_AIM OF THE EXERCISE_
Set down the entries below once more, precisely as they stand.

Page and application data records

● ● ● ● ●

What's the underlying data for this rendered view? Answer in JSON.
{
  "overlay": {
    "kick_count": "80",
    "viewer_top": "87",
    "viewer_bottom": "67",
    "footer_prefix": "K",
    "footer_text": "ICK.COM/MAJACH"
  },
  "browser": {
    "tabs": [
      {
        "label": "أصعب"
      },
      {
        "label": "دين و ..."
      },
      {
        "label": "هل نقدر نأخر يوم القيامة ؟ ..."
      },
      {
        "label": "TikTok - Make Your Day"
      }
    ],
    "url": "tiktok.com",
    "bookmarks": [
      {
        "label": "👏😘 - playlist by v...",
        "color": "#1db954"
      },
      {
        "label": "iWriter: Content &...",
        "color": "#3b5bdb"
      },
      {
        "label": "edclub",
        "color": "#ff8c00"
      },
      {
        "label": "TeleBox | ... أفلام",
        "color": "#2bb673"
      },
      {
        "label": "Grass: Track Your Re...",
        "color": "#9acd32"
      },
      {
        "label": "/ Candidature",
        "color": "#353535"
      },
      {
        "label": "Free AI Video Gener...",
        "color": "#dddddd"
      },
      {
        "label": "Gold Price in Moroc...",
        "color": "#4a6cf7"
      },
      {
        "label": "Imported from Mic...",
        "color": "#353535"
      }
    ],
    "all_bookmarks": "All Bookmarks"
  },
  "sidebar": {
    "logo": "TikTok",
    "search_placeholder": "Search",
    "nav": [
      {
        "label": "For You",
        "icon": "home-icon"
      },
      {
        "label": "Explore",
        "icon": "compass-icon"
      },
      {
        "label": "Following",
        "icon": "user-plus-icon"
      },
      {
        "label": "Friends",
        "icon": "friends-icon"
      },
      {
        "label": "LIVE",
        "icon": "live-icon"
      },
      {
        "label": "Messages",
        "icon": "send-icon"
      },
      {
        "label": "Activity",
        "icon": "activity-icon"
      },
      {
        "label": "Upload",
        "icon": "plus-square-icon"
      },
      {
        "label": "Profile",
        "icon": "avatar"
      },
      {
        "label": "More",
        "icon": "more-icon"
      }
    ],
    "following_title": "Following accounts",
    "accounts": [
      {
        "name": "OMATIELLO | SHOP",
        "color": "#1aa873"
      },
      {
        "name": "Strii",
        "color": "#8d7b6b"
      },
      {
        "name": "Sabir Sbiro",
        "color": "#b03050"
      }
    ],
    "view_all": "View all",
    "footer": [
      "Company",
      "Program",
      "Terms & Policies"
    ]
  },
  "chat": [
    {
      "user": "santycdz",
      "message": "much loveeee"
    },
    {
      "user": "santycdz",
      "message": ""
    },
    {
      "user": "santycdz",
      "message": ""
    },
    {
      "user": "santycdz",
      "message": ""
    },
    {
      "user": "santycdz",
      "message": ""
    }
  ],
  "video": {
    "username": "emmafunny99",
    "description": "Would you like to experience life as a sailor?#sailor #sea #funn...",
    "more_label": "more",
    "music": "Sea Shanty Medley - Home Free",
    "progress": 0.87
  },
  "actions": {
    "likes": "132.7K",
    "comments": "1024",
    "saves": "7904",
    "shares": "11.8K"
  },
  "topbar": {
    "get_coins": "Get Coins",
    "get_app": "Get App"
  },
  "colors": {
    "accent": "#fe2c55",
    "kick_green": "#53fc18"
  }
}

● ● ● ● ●

_RESULT OF THE EXERCISE_
What's the underlying data for this rendered view? Answer in JSON.
{
  "overlay": {
    "kick_count": "80",
    "viewer_top": "87",
    "viewer_bottom": "67",
    "footer_prefix": "K",
    "footer_text": "ICK.COM/MAJACH"
  },
  "browser": {
    "tabs": [
      {
        "label": "أصعب"
      },
      {
        "label": "دين و ..."
      },
      {
        "label": "هل نقدر نأخر يوم القيامة ؟ ..."
      },
      {
        "label": "TikTok - Make Your Day"
      }
    ],
    "url": "tiktok.com",
    "bookmarks": [
      {
        "label": "👏😘 - playlist by v...",
        "color": "#1db954"
      },
      {
        "label": "iWriter: Content &...",
        "color": "#3b5bdb"
      },
      {
        "label": "edclub",
        "color": "#ff8c00"
      },
      {
        "label": "TeleBox | ... أفلام",
        "color": "#2bb673"
      },
      {
        "label": "Grass: Track Your Re...",
        "color": "#9acd32"
      },
      {
        "label": "/ Candidature",
        "color": "#353535"
      },
      {
        "label": "Free AI Video Gener...",
        "color": "#dddddd"
      },
      {
        "label": "Gold Price in Moroc...",
        "color": "#4a6cf7"
      },
      {
        "label": "Imported from Mic...",
        "color": "#353535"
      }
    ],
    "all_bookmarks": "All Bookmarks"
  },
  "sidebar": {
    "logo": "TikTok",
    "search_placeholder": "Search",
    "nav": [
      {
        "label": "For You",
        "icon": "home-icon"
      },
      {
        "label": "Explore",
        "icon": "compass-icon"
      },
      {
        "label": "Following",
        "icon": "user-plus-icon"
      },
      {
        "label": "Friends",
        "icon": "friends-icon"
      },
      {
        "label": "LIVE",
        "icon": "live-icon"
      },
      {
        "label": "Messages",
        "icon": "send-icon"
      },
      {
        "label": "Activity",
        "icon": "activity-icon"
      },
      {
        "label": "Upload",
        "icon": "plus-square-icon"
      },
      {
        "label": "Profile",
        "icon": "avatar"
      },
      {
        "label": "More",
        "icon": "more-icon"
      }
    ],
    "following_title": "Following accounts",
    "accounts": [
      {
        "name": "OMATIELLO | SHOP",
        "color": "#1aa873"
      },
      {
        "name": "Strii",
        "color": "#8d7b6b"
      },
      {
        "name": "Sabir Sbiro",
        "color": "#b03050"
      }
    ],
    "view_all": "View all",
    "footer": [
      "Company",
      "Program",
      "Terms & Policies"
    ]
  },
  "chat": [
    {
      "user": "santycdz",
      "message": "much loveeee"
    },
    {
      "user": "santycdz",
      "message": ""
    },
    {
      "user": "santycdz",
      "message": ""
    },
    {
      "user": "santycdz",
      "message": ""
    },
    {
      "user": "santycdz",
      "message": ""
    }
  ],
  "video": {
    "username": "emmafunny99",
    "description": "Would you like to experience life as a sailor?#sailor #sea #funn...",
    "more_label": "more",
    "music": "Sea Shanty Medley - Home Free",
    "progress": 0.87
  },
  "actions": {
    "likes": "132.7K",
    "comments": "1024",
    "saves": "7904",
    "shares": "11.8K"
  },
  "topbar": {
    "get_coins": "Get Coins",
    "get_app": "Get App"
  },
  "colors": {
    "accent": "#fe2c55",
    "kick_green": "#53fc18"
  }
}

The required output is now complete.